When students with special needs are part of your group, how do you create a successful learning environment for all students, especially in ensembles? With the right approach, it’s possible to create a rewarding learning experience for all students and achieve the goals you have set for your class.
Find Out About the Kids and Plan Ahead
All students with special needs have a legal document that lists their unique needs, the Individualized Education Program, or IEP. The law gives all teachers the right to read a child’s IEP if that child is a student in your classroom.
The IEP won’t have specific music goals and objectives, but it will list specific characteristics each child displays, which will allow you to take proactive measures to make the ensemble experience successful for all students.
The law does not give teachers the right to know the student’s disability label. This is to prevent generalizations about what the student can or can’t do.
You can find out more about your students with special needs by talking with other people who have worked with that student – a special ed teacher, a counselor, a teacher of another subject.
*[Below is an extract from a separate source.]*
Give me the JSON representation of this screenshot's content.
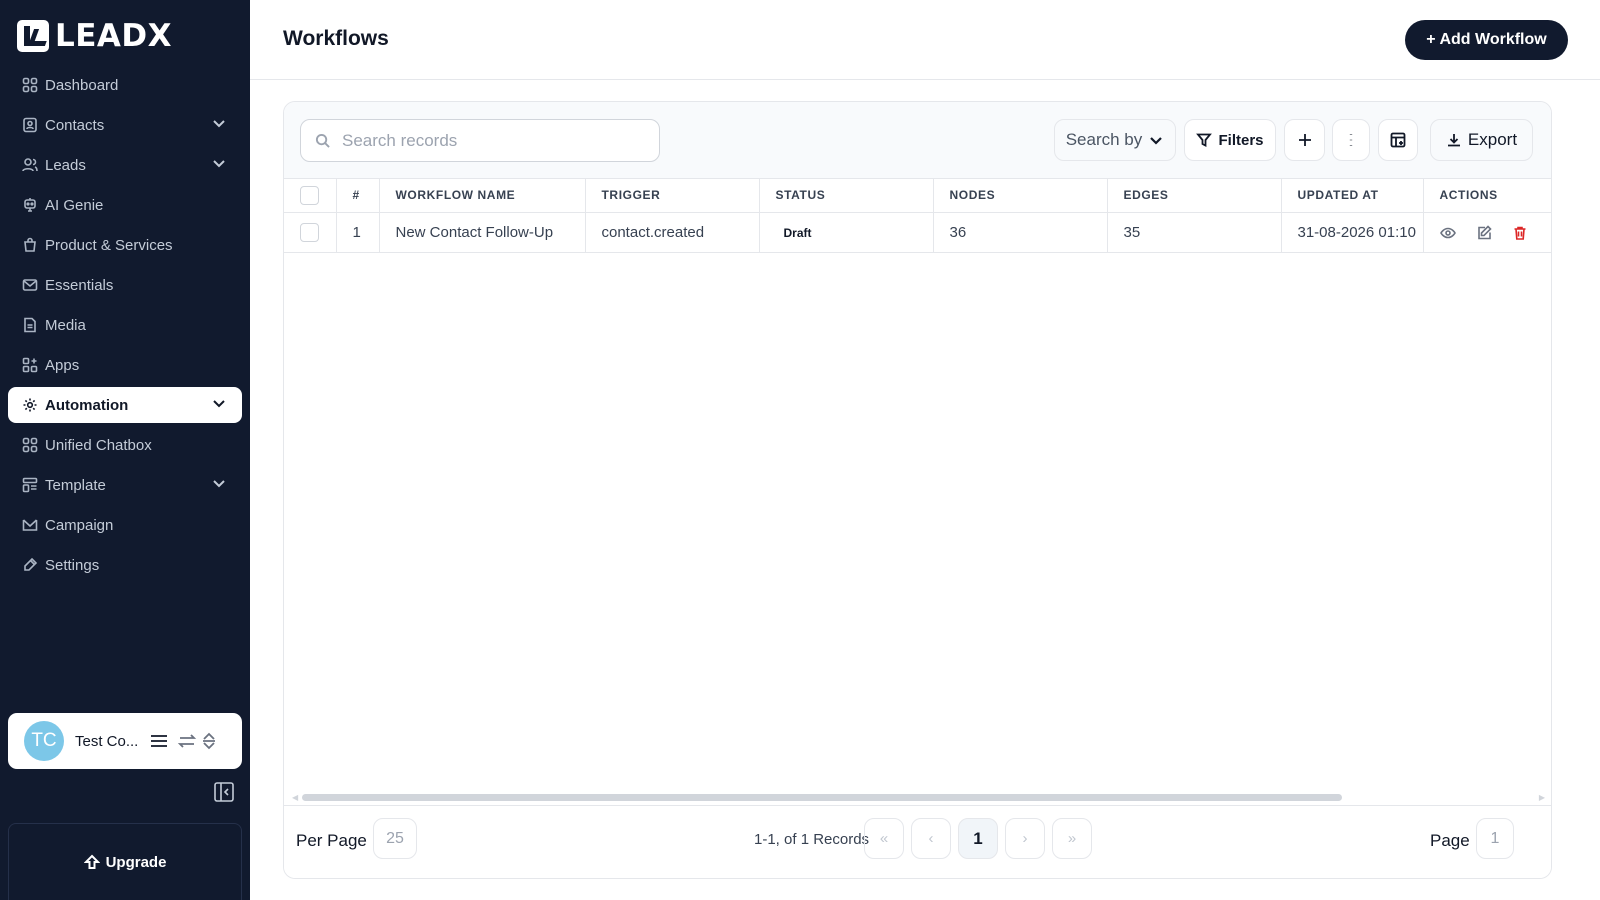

They will be able to share observations, tips, resources, and possibly what instructional aides or other approaches they use to help this student.
The IEP will also list assistive devices that the students currently use in other classrooms, such as amplifiers, the help of a paraprofessional, materials in Braille, etc.
The law limits the number of students that can be mainstreamed in a class, but national experts recommend that the percentage of students with special needs in any one class should not exceed the percentage of students with special needs in the total student body. However, this is not a reason to refuse to admit special needs students. The goal is to create a positive learning environment for all.
Adapted from “Special Learners in Choral Ensembles: Steps for Successful Inclusion”, Kim Van Weelden, Michigan Music Educator, vol 46, issue 1, 2008; and from Van Weelden’s article, “Choral Mainstreaming: Tips for Success” which appeared in Music Educators Journal, November 2001.
–Sue Rarus, September 16, 2009. © National Association for Music Education